Make your own free website on Tripod.com
One Day at the Mall
by Ryan Edward McCall
 

    It was one of those times when life thrusts upon you the need to make a decision quickly. I was simply standing outside the store when it all happened.
    I had been in the mall only to go to the music store; nothing else there interested me. I was walking by one of those trendy clothing stores when I saw a sterile white bench, one of the sorts of things that tend to thrive in malls. I was tired because I had just walked two miles to get to this mall, so I decided to sit down for a moment.
    Several minutes later, sufficiently rested, I stood up. I was about to be on my way when the store window caught my eye. I looked at the mannequins wearing designer clothes and noticed just how much like the people who wear the clothes they were; plastic, fake, without a will of their own, forced to wear what someone has them wear. What a horrid existence it must be to be one of them! I could never live being a person who had to be like ‘everybody else.’ The sheer dullness of being consciously like other people because ‘it’s what’s popular’ would kill me, if I wouldn’t do it myself out of the despair of leading a meaningless, non-individual existence.
    I had been looking at this for about ten seconds when they showed up. They were dressed all in black, and carried a wooden crate, a megaphone, big backpacks, and a few large buckets. There were five of them. One set the crate down, and another stepped onto it. He was the one with the megaphone. He held it up and spoke.
    “Listen to me!”
    People walking by turned their heads to look at him.
    “I know many of you are enslaved!”
    Some people stopped to watch him.
    “You are enslaved by your own simple desire for conformity!”
    Much of the crowd was now watching him.
    “These people,” he gestured to the store, “Seek to use your subconscious need to be liked against you!”
    Now everyone was watching him. Some people started to throw garbage at him, but he went on.
    “You must free yourselves from the grip of the false consumer gods! These places have become like temples to you, and you must leave them before they destroy you!”
    The crowd began to boo and hiss. I, along with a very few others began to cheer him on. I was cheering on this nutcase on a soapbox in a mall; what’s more, I was enjoying it.
    “All gods are created by humans! The corporate gods wish to use us, and we must not let them! We must destroy what we created! We must rise up against the gods and destroy them once and for all! The gods have proven harmful to us, and they must be eliminated!”
    The others in his group all took their buckets into the store, and threw their contents onto the floor, the clothes, the employees, and whatever else there was. The store was now covered in red liquid.
    “Blood of pigs to combat the corporate pigs!”
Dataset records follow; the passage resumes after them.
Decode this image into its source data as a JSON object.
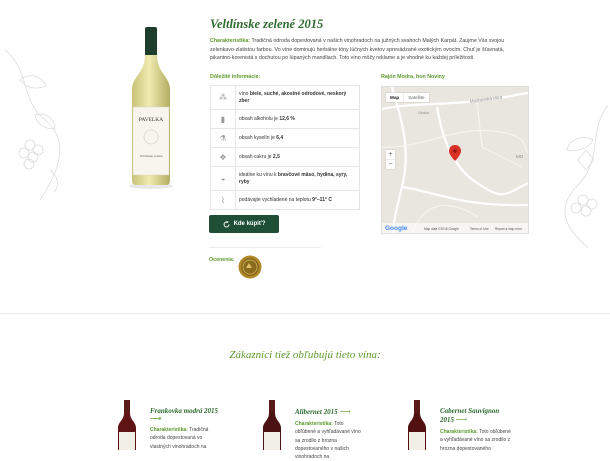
{
  "product": {
    "title": "Veltlínske zelené 2015",
    "desc_label": "Charakteristika:",
    "desc_text": "Tradičná odroda dopestovaná v našich vinohradoch na južných svahoch Malých Karpát. Zaujme Vás svojou zelenkavo-zlatistou farbou. Vo víne dominujú herbálne tóny lúčnych kvetov sprevádzané exotickým ovocím. Chuť je šťavnatá, pikantno-korenistá s dochutou po lúpaných mandliach. Toto víno môžy reklame a je vhodné ku každej príležitosti.",
    "bottle_brand": "PAVELKA",
    "bottle_name": "Veltlínske zelené"
  },
  "details": {
    "label": "Dôležité informácie:",
    "rows": [
      {
        "icon": "grape-icon",
        "pre": "víno ",
        "bold": "biele, suché, akostné odrodové, neskorý zber",
        "post": ""
      },
      {
        "icon": "bottle-icon",
        "pre": "obsah alkoholu je ",
        "bold": "12,6 %",
        "post": ""
      },
      {
        "icon": "flask-icon",
        "pre": "obsah kyselín je ",
        "bold": "6,4",
        "post": ""
      },
      {
        "icon": "sugar-icon",
        "pre": "obsah cukru je ",
        "bold": "2,5",
        "post": ""
      },
      {
        "icon": "food-icon",
        "pre": "ideálne ku vínu k ",
        "bold": "bravčové mäso, hydina, syry, ryby",
        "post": ""
      },
      {
        "icon": "thermometer-icon",
        "pre": "podávajte vychladené na teplotu ",
        "bold": "9°–11° C",
        "post": ""
      }
    ]
  },
  "map": {
    "label": "Rajón Modra, hon Noviny",
    "tab_map": "Map",
    "tab_satellite": "Satellite",
    "zoom_in": "+",
    "zoom_out": "−",
    "google_logo": "Google",
    "footer_data": "Map data ©2016 Google",
    "footer_terms": "Terms of Use",
    "footer_report": "Report a map error",
    "road_label_1": "Modranská ulica",
    "road_label_2": "Vinica",
    "edge_label": "MO"
  },
  "buy": {
    "label": "Kde kúpiť?"
  },
  "awards": {
    "label": "Ocenenia:"
  },
  "recommend": {
    "title": "Zákazníci tiež obľubujú tieto vína:",
    "items": [
      {
        "name": "Frankovka modrá 2015",
        "label": "Charakteristika:",
        "text": "Tradičná odroda dopestovaná vo vlastných vinohradoch na"
      },
      {
        "name": "Alibernet 2015",
        "label": "Charakteristika:",
        "text": "Toto obľúbené a vyhľadávané víno sa zrodilo z hrozna dopestovaného v našich vinohradoch na"
      },
      {
        "name": "Cabernet Sauvignon 2015",
        "label": "Charakteristika:",
        "text": "Toto obľúbené a vyhľadávané víno sa zrodilo z hrozna dopestovaného"
      }
    ]
  },
  "colors": {
    "accent_green": "#5c9a2c",
    "title_green": "#2d6b2e",
    "button_dark_green": "#1f4f37",
    "map_pin_red": "#d93025"
  }
}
    The crowd booed, hissed, threw things, and tried to get through the human barrier created by people who agreed with the speaker. I was among the barrier, pushing the angry hordes back, screaming, “Down with conformity!” and other slogans. The booing, throwing, pushing, sloganeering, throwing, and screaming continued for ten minutes. Store employees and patrons kept slipping on the pigs’ blood, their trendy shoes having no traction whatsoever.
    Mall security finally arrived, and tried to calm things down. They made the crowd disperse and told the rest of us to wait for the authorities to arrive. Ten seconds later, twenty men in khakis, long-sleeve t-shirts, and tech vests lowered themselves from the ceiling with hemp cords. All of them carried large guns with smiley faces painted on them.
    “Hands against the wall!” one of them screamed. The demonstrators laughed, but those of us who were just going along with them became frightened. One of the demonstrators passed out gas masks.
    “What are you doing?!” screamed the apparent leader of the troops, “Why do you not respect our power and authority?!”
    “Lo-sers.” another trooper was heard saying.
    “You’re obviously not cool. We’ll have to take you in for questioning,” said the leader of the prep squad.
    “I doubt it,” said the man with the megaphone, now wearing a gas mask. He then reached into his pocket and took out some sort of grenade. He threw it, and a great cloud of noxious smoke appeared. Nothing could be seen. I had been given a gas mask, but I was still so terrified that I had no idea what to do.
    Suddenly, someone grabbed me and carried me away. When we were away from the smoke, I saw it was the man with the megaphone. All the demonstrators and the people helping them were running. He put me down after everyone was outside the mall.
    “You did very well in there. Thank you,” he said.
    “You’re welcome, I guess.”
    “Please, join us. We could use all the help we can get, and you would do a great job.”
    “Thank you, but no thanks.”
    “Why not?”
    “Well, this was a great demonstration and all, and I certainly agree with you, but...”
    “But?”
    “But I prefer not to be led.”